Deliberate living is deciding what you want your life to become, working out the steps you need to take to make that happen, then, as Elizabeth said, just do it. You will still get life throwing the unexpected at you, but when it happens, you work to solve the problem, then you get back on track.


April 17, 2009 Posted by | Chickens, economy, politics, recipes, self sufficiency | 3 Comments

Ok, so

After careful review, I believe that Blogger is a better option for me than WordPress so I am making the move back. Video and pictures are both easier to place and there is a greater selection of eyecandy. =) You know me, it is all about the candy! Blogger appears to be easier to use. I promise to not make a move again. =)

Anyway, we sent to see some friends this weekend; they have chickens and a new heifer calf by the name of Bella.
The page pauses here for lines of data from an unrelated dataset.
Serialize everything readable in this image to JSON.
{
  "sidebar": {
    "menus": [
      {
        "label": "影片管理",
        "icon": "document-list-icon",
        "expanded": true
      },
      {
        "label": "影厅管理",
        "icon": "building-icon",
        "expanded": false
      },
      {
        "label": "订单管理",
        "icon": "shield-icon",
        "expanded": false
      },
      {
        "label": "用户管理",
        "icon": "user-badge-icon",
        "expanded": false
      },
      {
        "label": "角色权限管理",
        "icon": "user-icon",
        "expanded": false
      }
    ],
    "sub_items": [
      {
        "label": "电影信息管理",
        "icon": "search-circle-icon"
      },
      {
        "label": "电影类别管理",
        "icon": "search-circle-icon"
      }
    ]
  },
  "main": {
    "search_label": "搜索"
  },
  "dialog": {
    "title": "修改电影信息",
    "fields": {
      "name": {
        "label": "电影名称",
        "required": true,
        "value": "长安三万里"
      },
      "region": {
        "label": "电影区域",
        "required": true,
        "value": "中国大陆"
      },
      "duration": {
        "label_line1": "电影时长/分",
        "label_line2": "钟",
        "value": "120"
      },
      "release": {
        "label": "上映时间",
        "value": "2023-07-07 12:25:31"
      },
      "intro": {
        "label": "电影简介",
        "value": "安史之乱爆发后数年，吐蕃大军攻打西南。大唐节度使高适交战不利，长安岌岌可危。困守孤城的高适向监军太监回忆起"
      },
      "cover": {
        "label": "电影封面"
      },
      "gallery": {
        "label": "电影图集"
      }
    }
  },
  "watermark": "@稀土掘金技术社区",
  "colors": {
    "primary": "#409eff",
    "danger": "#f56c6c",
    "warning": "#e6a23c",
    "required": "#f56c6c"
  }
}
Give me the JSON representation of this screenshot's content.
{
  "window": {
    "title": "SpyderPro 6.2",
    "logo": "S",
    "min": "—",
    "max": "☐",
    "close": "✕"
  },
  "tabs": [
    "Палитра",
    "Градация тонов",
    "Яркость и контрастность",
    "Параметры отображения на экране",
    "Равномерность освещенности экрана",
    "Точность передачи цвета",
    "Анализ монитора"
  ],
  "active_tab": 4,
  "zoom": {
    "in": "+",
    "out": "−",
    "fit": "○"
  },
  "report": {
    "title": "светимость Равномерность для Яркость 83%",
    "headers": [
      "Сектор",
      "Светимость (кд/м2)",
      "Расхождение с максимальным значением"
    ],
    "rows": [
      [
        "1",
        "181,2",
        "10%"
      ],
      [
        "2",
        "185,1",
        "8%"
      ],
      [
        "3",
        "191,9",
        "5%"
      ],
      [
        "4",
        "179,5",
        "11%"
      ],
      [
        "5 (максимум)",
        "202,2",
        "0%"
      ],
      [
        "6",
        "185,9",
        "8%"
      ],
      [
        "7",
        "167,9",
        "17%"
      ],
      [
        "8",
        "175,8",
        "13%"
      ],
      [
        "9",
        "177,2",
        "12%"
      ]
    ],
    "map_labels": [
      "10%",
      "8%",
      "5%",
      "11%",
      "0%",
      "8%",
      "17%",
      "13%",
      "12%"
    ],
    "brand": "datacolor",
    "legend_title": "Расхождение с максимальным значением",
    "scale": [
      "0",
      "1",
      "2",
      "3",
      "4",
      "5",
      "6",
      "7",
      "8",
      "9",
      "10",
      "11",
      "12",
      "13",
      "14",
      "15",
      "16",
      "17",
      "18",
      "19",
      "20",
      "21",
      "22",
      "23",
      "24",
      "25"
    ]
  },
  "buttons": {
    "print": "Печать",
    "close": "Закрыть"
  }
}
Here are some pictures of our visit. Ashley fell in love with the chickens and Bella stole the show (of course). Her mom, Maybelle, would not come in to be milked if Bella was in the field with her. Bella has not been eating well, so they had to separate the two of them. Our friends bought these chickens from a commercial hatchery (I may not remember this correctly) and when their hens arrived they had been de-beaked! Now keep in mind that de-beaking does mean that the beaks have been removed. The tips have been cut off so they cannot hurt each other. This does, though, make pecking a challenge. I enjoyed the hens scratch around – very soothing.

April 7, 2009 Posted by | Chickens | Leave a comment

Fire bug

The kitchen is very cold in the morning; like 56 degrees cold.  This morning I padded through the house, let the dog out and set the fire in the cook stove.  It would appear that without a little helper a.k.a. lighter fluid, the fire does not start without much smoke.

I have not yet googled homemade fire starters – I’ve seen these used to start camp fires, something with cotton, wax and something else.  Do you have a recipe or method for laying kindling and such that will give a better chance of success?  I’d like to be able to lay a fire without using liquid assistance, will still have matches though!  =)

Mother Earth News has an article entitled The Art of the Wood Cookstove.  In this article the author speaks on the importance of learning how to use the oven bypass damper.  Now that is a tricky little lever!

When open, the bypass damper allows the exhaust to pass directly from the firebox into the flue when starting and loading the stove. When closed, it forces the hot exhaust across the top of the oven, down the far side and then under the oven into the flue. Smoke-free operation and successful baking both depend on the correct use of the damper.

I believe this explains some of my early morning challenges.  This is how I currently lay a fire:  one nice large dry piece of wood on the very bottom with lightly crinkled newspaper on the top and on each side of the bottom ‘log’, a few kindling pieces on top then two more larger pieces of wood on top of that.  A quick squirt of lighter fluid then a lighter and voila!  We have fire.  A quick note: we do not use pine in this stove, only seasoned hardwood.


And now for my fav topic from the above site (becoming one of my fav as well); Homestead chickens!

March 4, 2009 Posted by | Chickens, Cooking | , | 3 Comments